[Dataset extract]
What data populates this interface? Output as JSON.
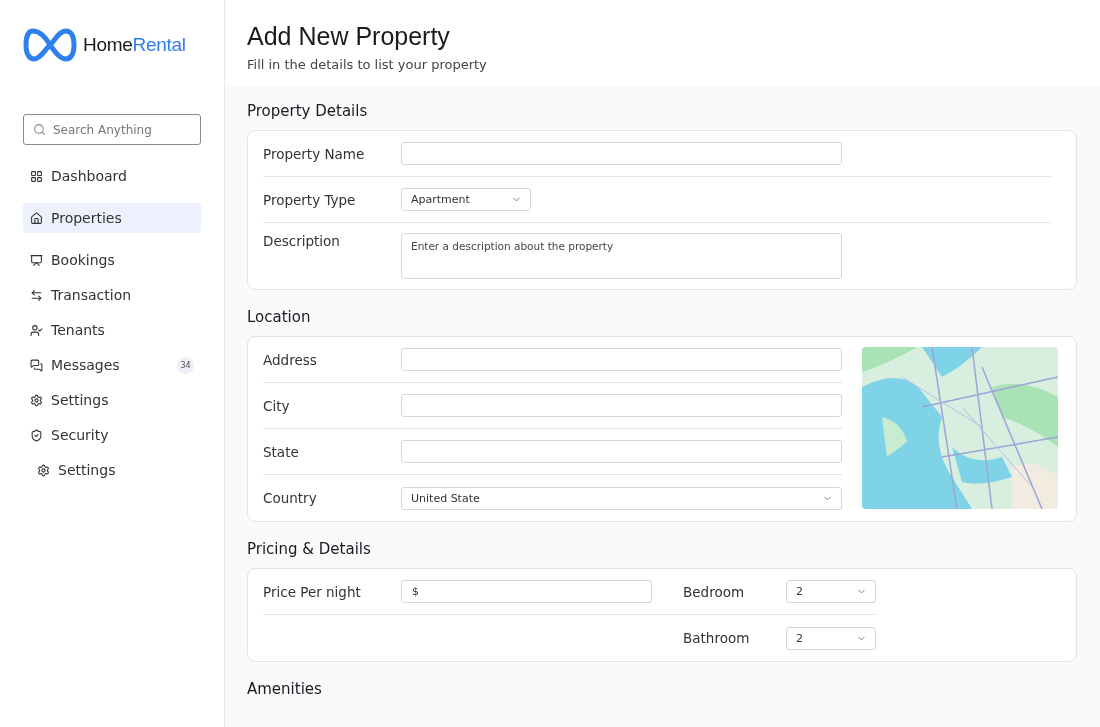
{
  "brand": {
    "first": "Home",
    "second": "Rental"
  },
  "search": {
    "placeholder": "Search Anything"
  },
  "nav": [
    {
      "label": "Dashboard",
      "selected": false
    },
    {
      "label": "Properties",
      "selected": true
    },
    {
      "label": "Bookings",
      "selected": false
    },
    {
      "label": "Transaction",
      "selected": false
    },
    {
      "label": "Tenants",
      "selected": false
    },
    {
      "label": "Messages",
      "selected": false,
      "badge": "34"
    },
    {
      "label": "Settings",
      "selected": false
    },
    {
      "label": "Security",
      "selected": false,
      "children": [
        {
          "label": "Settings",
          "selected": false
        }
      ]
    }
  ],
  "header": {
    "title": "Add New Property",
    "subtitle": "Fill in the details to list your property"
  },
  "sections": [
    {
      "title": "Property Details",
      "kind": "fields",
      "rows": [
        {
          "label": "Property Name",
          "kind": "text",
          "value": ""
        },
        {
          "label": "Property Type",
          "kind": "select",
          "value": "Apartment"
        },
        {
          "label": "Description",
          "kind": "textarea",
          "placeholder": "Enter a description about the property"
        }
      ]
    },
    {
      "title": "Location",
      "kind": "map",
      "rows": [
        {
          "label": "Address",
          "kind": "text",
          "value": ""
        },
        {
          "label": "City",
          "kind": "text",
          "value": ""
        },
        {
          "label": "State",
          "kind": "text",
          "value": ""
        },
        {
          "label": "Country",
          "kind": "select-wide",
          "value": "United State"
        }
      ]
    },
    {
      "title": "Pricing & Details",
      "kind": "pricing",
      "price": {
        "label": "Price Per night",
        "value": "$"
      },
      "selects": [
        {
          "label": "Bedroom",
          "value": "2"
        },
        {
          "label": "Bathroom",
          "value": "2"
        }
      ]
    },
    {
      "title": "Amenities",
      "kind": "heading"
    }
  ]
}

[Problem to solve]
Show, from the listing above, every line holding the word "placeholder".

[Completed exercise]
    "placeholder": "Search Anything"
          "placeholder": "Enter a description about the property"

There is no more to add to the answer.